Tuesday, September 23, 2008

Seeing, the Thrill

We got electricity yesterday at 5 pm. As far as I could tell, no workers even looked at our line after the storm on Sept. 14 until this last Sunday afternoon, a week after the storm, and then the trucks came back yesterday with three new transformers and one new utility pole. A couple of hours after they started working, a lamp came on in my house. Now the refrigerator is starting to get cool.

I've read that it takes seven days to change a habit, and I can tell you that after nine days, I no longer reach for the light switch when I enter a room.

My level of satisfaction with ordinary things is way up. Just being able to go home after dinner and read the newspaper is cause for rejoicing. And then I read this poem, and it seemed to sum up some of my relief. Also it's about a device that you can't use unless you have electricity...

Rock Polisher, by Chris Forhan

Your father bought it, brought it
to the basement utility closet, waited
while a test pebble tumbled in it.
One week: he'd willed it to brilliance.
The grit kit's yours now, the silicon
carbide pack. Split it, have at it.
Jasper, agate, amethyst crystal,
it'll churn to a luster. Listen
to small rocks grind the big one down.
Stones in the driveway, pry them up, why not,
they'll fit, glass knobs on your mother's
bathroom cabinet, your baseball
and mitt, polish them, polish that
zero-win Peewee League season.
The thing your sister said and then
took back, you still have it, polish it,
polish the snowless Christmas
when all you'd hoped for was snow.
It's way past lights out now; you're crouched
above the barrel, feeding it
your school shoes, your haircut
in eighth grade--flat bangs
to the bridge of your nose--the moment
that girl on the track team touched
your wrist, then kept her fingers there,
the way you loved dumbly
and do. If the sun's up, it's nothing,
you're polishing, you're pouring in
the ocean rolling rocks into cobbles
too slowly, and the sky, it was
Mozart's, was Christ's sky,
no matter, dismantle it, drop it
in the tumbler, and you, too, get in there
with your dad and your mom and the cat,
one by one, the whole family,
and God's mercy, perfect at last.
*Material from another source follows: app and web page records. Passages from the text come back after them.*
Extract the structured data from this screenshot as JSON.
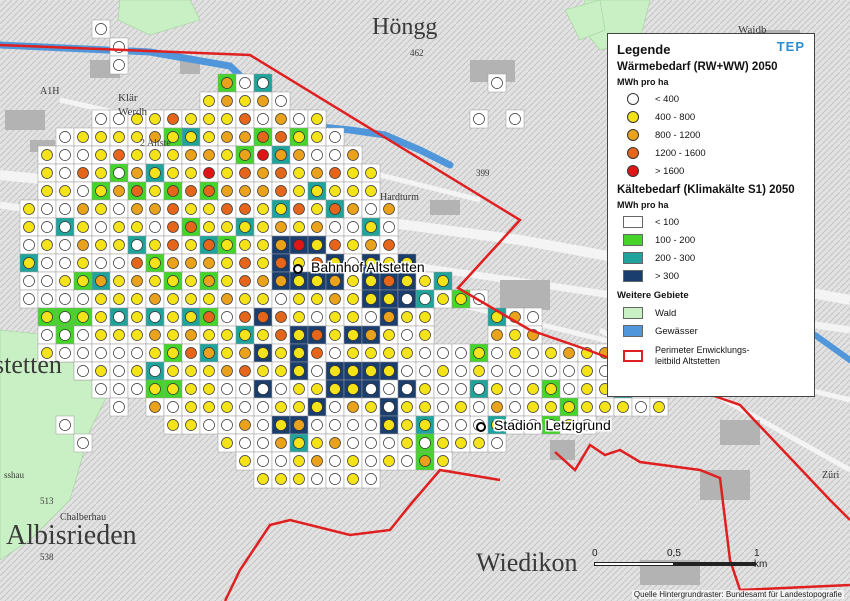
{
  "map_labels": [
    {
      "text": "Höngg",
      "size": 24
    },
    {
      "text": "462",
      "size": 9
    },
    {
      "text": "Waidb",
      "size": 11
    },
    {
      "text": "A1H",
      "size": 10
    },
    {
      "text": "Klär",
      "size": 11
    },
    {
      "text": "Werdh",
      "size": 11
    },
    {
      "text": "2 Altste",
      "size": 10
    },
    {
      "text": "399",
      "size": 9
    },
    {
      "text": "Hardturm",
      "size": 10
    },
    {
      "text": "stetten",
      "size": 26
    },
    {
      "text": "sshau",
      "size": 9
    },
    {
      "text": "513",
      "size": 9
    },
    {
      "text": "Chalberhau",
      "size": 10
    },
    {
      "text": "Albisrieden",
      "size": 28
    },
    {
      "text": "538",
      "size": 9
    },
    {
      "text": "Wiedikon",
      "size": 26
    },
    {
      "text": "Züri",
      "size": 10
    }
  ],
  "places": {
    "bahnhof": "Bahnhof Altstetten",
    "stadion": "Stadion Letzigrund"
  },
  "legend": {
    "title": "Legende",
    "brand": "TEP",
    "heat_title": "Wärmebedarf (RW+WW) 2050",
    "heat_unit": "MWh pro ha",
    "heat_classes": [
      {
        "label": "< 400",
        "color": "#ffffff"
      },
      {
        "label": "400 - 800",
        "color": "#f5e31a"
      },
      {
        "label": "800 - 1200",
        "color": "#eaa21c"
      },
      {
        "label": "1200 - 1600",
        "color": "#e5661a"
      },
      {
        "label": "> 1600",
        "color": "#e01616"
      }
    ],
    "cool_title": "Kältebedarf (Klimakälte S1) 2050",
    "cool_unit": "MWh pro ha",
    "cool_classes": [
      {
        "label": "< 100",
        "color": "#ffffff"
      },
      {
        "label": "100 - 200",
        "color": "#45d42a"
      },
      {
        "label": "200 - 300",
        "color": "#1fa39a"
      },
      {
        "label": "> 300",
        "color": "#1a3e6e"
      }
    ],
    "other_title": "Weitere Gebiete",
    "other_classes": [
      {
        "label": "Wald",
        "color": "#c9f0c4"
      },
      {
        "label": "Gewässer",
        "color": "#4f97da"
      }
    ],
    "perimeter_line1": "Perimeter Enwicklungs-",
    "perimeter_line2": "leitbild Altstetten"
  },
  "scale": {
    "l0": "0",
    "l1": "0,5",
    "l2": "1 km"
  },
  "source": "Quelle Hintergrundraster: Bundesamt für Landestopografie"
}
I think it's that line "if the sun's up, it's nothing" that really got to me, when I first read this poem in dim light. Now that we can have it every day, at least for a while, I'm sure that the thrill of having electricity will wear off. But for a while, everything is better. We're all feeling the thrill in the everyday. Actually, I should say we're seeing it; we're no longer limited to feeling around in the dark.

1 comment:

bookchronicle said...

Even though we've had the lights back for a couple of days, I still come home at evening and scrounge a bit for the box of matches.